[[ MATERIAL PROVIDED, beginning ]]

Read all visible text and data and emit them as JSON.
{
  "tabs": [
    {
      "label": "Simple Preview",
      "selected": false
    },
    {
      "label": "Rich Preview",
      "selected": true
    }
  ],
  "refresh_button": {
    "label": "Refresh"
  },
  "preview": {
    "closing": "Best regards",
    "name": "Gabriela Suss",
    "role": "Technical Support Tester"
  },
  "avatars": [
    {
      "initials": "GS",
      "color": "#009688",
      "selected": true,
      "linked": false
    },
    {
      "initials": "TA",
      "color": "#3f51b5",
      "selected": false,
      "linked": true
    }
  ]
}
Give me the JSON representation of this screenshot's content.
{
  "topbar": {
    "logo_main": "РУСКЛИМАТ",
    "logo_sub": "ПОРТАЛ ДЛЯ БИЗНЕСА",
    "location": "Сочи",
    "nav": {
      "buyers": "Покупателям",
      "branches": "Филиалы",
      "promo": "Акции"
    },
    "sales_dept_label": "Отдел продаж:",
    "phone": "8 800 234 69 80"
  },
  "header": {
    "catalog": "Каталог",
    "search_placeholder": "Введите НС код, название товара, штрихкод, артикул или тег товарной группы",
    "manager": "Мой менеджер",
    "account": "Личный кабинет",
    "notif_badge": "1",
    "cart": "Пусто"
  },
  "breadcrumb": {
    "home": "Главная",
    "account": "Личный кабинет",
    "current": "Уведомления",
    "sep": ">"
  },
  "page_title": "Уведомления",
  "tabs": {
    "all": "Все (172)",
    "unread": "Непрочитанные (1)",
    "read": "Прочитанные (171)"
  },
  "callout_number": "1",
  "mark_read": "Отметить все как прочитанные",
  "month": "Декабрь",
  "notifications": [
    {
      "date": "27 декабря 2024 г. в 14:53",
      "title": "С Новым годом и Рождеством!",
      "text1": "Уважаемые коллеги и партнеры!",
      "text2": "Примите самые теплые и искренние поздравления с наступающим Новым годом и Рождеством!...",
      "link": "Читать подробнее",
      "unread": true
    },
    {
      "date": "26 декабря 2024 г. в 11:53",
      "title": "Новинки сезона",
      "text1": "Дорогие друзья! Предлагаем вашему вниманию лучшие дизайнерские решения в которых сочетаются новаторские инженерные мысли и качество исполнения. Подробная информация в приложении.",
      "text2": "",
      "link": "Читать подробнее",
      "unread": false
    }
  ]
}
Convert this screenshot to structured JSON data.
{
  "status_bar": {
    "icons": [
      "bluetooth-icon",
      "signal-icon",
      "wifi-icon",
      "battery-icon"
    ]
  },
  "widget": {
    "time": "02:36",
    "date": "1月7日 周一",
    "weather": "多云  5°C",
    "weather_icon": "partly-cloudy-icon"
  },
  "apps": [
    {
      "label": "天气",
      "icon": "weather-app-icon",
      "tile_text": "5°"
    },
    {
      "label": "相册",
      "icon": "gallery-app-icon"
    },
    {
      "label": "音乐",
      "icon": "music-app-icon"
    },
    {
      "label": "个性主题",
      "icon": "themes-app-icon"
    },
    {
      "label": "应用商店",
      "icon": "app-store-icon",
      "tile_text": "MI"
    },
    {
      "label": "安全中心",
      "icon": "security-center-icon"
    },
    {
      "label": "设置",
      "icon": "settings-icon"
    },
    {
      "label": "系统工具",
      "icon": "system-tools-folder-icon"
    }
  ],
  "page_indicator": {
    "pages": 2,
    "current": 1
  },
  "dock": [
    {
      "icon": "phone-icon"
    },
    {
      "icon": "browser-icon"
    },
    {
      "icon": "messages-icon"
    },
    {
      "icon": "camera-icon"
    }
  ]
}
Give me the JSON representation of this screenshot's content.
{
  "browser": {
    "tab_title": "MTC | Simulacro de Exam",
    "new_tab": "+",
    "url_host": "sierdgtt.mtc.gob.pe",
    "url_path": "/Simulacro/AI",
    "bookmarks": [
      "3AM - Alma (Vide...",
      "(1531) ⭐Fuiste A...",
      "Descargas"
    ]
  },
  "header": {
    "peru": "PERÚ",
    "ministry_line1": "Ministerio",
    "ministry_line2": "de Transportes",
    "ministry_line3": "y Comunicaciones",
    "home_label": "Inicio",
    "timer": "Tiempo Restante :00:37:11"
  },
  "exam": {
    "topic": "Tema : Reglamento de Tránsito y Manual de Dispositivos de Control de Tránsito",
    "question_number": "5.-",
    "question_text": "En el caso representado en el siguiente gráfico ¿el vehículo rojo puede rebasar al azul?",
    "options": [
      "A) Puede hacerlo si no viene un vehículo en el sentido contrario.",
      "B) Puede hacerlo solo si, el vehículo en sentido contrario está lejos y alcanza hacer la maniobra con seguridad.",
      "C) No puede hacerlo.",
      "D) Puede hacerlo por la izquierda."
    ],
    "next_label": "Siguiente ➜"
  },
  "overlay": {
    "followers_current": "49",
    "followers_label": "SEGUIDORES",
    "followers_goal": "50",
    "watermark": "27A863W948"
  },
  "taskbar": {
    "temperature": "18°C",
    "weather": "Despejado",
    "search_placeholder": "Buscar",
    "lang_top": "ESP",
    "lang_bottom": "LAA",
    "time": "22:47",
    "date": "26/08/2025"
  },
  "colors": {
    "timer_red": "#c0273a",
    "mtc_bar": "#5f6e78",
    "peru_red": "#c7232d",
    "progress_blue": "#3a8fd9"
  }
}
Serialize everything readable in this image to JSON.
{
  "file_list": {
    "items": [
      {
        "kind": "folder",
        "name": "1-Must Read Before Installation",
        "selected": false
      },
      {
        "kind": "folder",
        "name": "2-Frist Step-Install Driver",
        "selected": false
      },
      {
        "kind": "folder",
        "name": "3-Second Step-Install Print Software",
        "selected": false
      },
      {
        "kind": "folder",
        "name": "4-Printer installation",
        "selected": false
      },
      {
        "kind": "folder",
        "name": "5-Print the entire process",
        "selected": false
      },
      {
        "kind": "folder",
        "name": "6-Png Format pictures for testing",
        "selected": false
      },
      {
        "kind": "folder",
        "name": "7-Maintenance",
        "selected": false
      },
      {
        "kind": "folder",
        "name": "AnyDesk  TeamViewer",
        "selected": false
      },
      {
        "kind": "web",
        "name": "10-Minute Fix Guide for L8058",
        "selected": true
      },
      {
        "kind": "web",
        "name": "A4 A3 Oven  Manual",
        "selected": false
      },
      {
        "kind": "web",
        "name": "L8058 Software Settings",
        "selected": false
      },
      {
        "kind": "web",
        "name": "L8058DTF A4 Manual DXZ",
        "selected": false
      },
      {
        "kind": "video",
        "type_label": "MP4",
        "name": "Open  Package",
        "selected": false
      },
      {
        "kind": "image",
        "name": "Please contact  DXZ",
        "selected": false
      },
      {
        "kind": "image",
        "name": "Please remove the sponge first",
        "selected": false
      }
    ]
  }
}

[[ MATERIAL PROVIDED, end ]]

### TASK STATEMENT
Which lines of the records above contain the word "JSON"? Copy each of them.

### REPLY
Read all visible text and data and emit them as JSON.
Give me the JSON representation of this screenshot's content.
Convert this screenshot to structured JSON data.
Give me the JSON representation of this screenshot's content.
Serialize everything readable in this image to JSON.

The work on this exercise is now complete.